Facebook is temporarily shutting down other pro-Trump or anti-Biden efforts.  A friend of mine tried to post this comment on someone else's thread:

This country is about to take a massive IQ test, on an undreamed-of scale.
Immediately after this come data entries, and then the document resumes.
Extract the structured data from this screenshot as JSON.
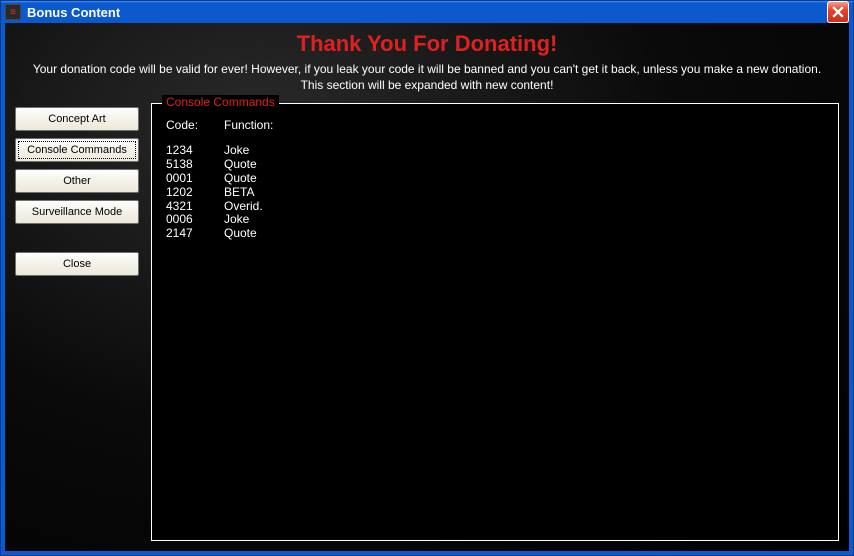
{
  "window": {
    "title": "Bonus Content"
  },
  "header": {
    "heading": "Thank You For Donating!",
    "line1": "Your donation code will be valid for ever! However, if you leak your code it will be banned and you can't get it back, unless you make a new donation.",
    "line2": "This section will be expanded with new content!"
  },
  "sidebar": {
    "items": [
      {
        "label": "Concept Art"
      },
      {
        "label": "Console Commands",
        "selected": true
      },
      {
        "label": "Other"
      },
      {
        "label": "Surveillance Mode"
      }
    ],
    "close_label": "Close"
  },
  "panel": {
    "legend": "Console Commands",
    "columns": {
      "code": "Code:",
      "function": "Function:"
    },
    "rows": [
      {
        "code": "1234",
        "function": "Joke"
      },
      {
        "code": "5138",
        "function": "Quote"
      },
      {
        "code": "0001",
        "function": "Quote"
      },
      {
        "code": "1202",
        "function": "BETA"
      },
      {
        "code": "4321",
        "function": "Overid."
      },
      {
        "code": "0006",
        "function": "Joke"
      },
      {
        "code": "2147",
        "function": "Quote"
      }
    ]
  }
}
Grading begins on 3rd November 2020. After completion of grading, we will know what percentage of the American people are morons & criminals.

Admittedly, it wasn't the most friendly message, but it didn't attack anyone specifically, it didn't contain threats, and it wasn't obscene.  Nevertheless, Facebook blocked it because, it said, "This comment goes against our Community Standards on hate speech."  My friend protested the decision, and Facebook reinstated the comment eight hours later.  Again, though, Facebook effectively killed the momentum.

There are ways around what Facebook is doing.  One of the simplest ways to avoid Facebook's attempt to limit anything that might hurt Biden's chances is to write like Shakespeare.  I don't mean you have to start composing sonnets.  Instead, abandon modern spelling and use the creative phonetic spelling of Shakespeare's era.

Another alternative is to use letters and symbols.  Thus, you'd use the number 4 instead of "for," the "@" symbol in place of "at," etc.  And still another way is to disguise words.  Instead of "Hunter," for example, you could call him "Hoover," as Kurt Schlichter does, or write the name as "H**nter."

If you can't share a particular URL, at least you can send your friends to the website at which they'll find the article.  Thus, you could tell your Facebook friends, "Go 2 the NY Poste & chk out what it says about H**nter B.I.D.E.N.s tweeeets."

Remember, wherever there's censorship, there's "samizdat."  In the USSR, that meant suppressed literature that dissidents secretly passed around by hand.  We conservatives need to create our own samizdat to bypass the censorship the Tech Tyrants are imposing on us.